From left to right: Jurnee Smollett-Bell, Cathy Yan, Rosie Perez, Mary Elizabeth Winstead, Margot Robbie, Ella Jay Basco, Chris Messina, and Christina Hodson
MTV News: Last year, you and Margot teamed up for the Lucky Exports Pitch Program. Why is that so important to the both of you?
Hodson: About two years ago, when Time's Up was kicking off, I started looking into the statistics of female representation on-screen. I also looked at the behind-the-scenes numbers in the Writers Guild of America. Looking at feature writers, men were outnumbering women 3:1. Out of about 1,600 feature writers, there were only 116 people of color. Those statistics are terrible and they need changing. I felt like there was a real practical way of doing it, which was to bring up other women. In the same way that I've had opportunities, I wanted to create more opportunities for female writers looking to break into the space that I'm currently in, tentpole action movies, which traditionally has been seen as a predominantly male space. There are so many women out there who love action movies and want to write action movies.
MTV News: So then you brought it to Margot's LuckyChap Entertainment.

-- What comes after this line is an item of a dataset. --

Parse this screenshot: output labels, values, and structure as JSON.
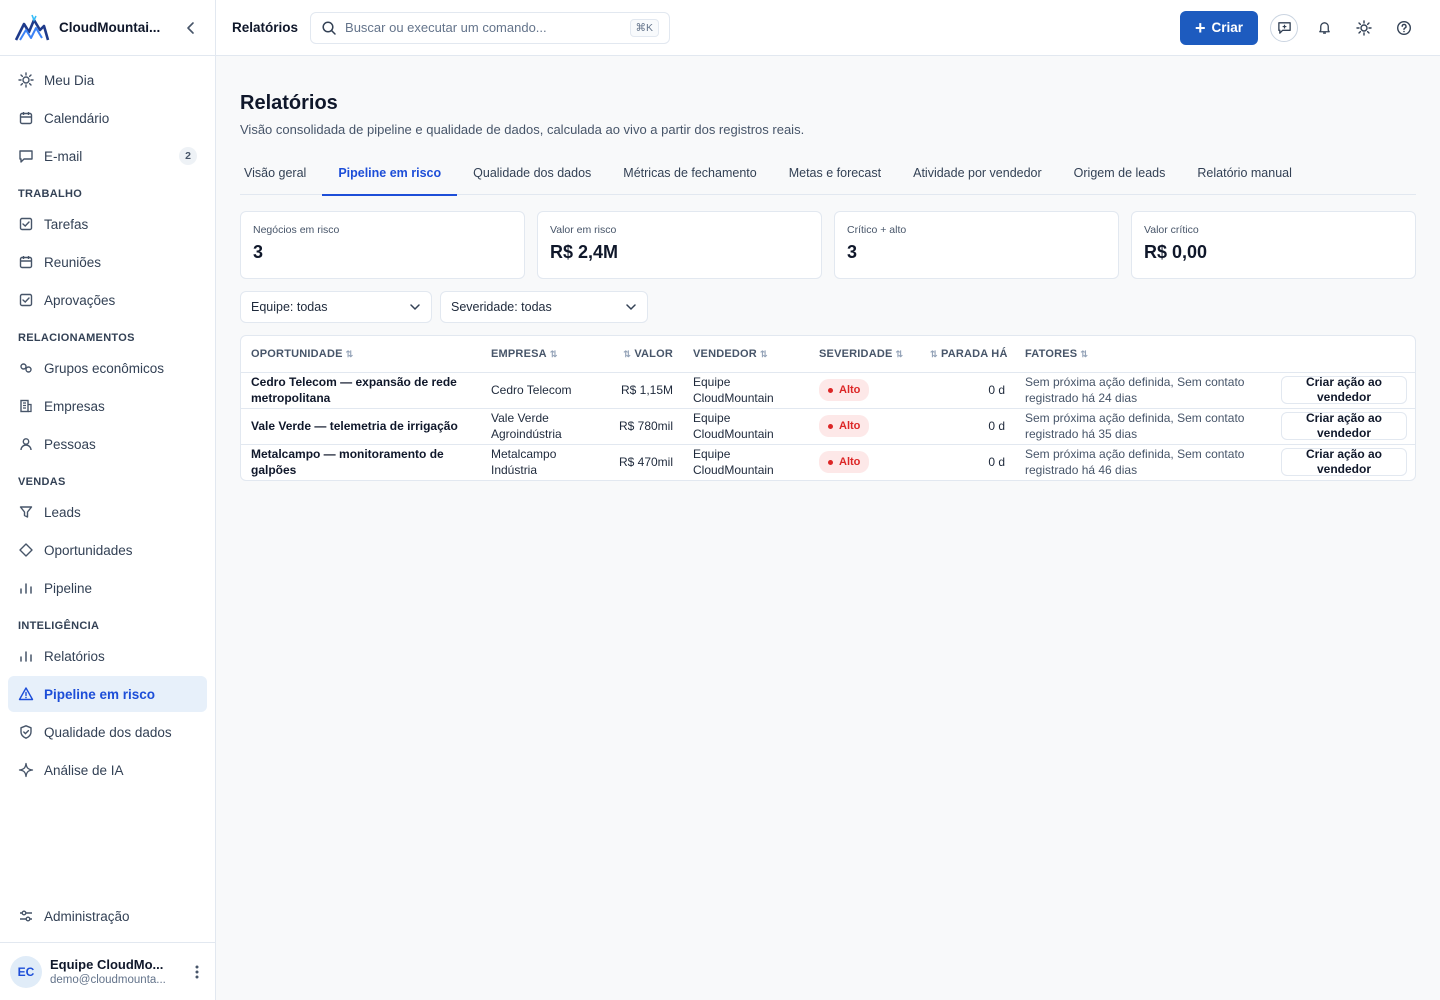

Hodson: LuckyChap was founded on this principle of wanting more female representation on-screen and behind the camera. So I approached them, and they were super excited to get involved. It was a four-week program that we ran in November, where these six incredible female writers came in, and we took them all the way from that early seed of an idea through outlining a movie and coming up with a fantastic pitch. The thing that was really inspiring for me and Margot was seeing how they collaborated. There's this assumption that there's competition among women in the industry, and that's completely untrue. Both of us have found real support in our girlfriends.
MTV News: What's the key to having a really successful pitch?
Hodson: Two things: confidence and love. You have to really, truly feel passionate about it. You have to feel it in your bones. The women that I know who are going to succeed in this field aren't faking it. They love these action movies. They love superhero movies. It's who they are and the stories they want to tell.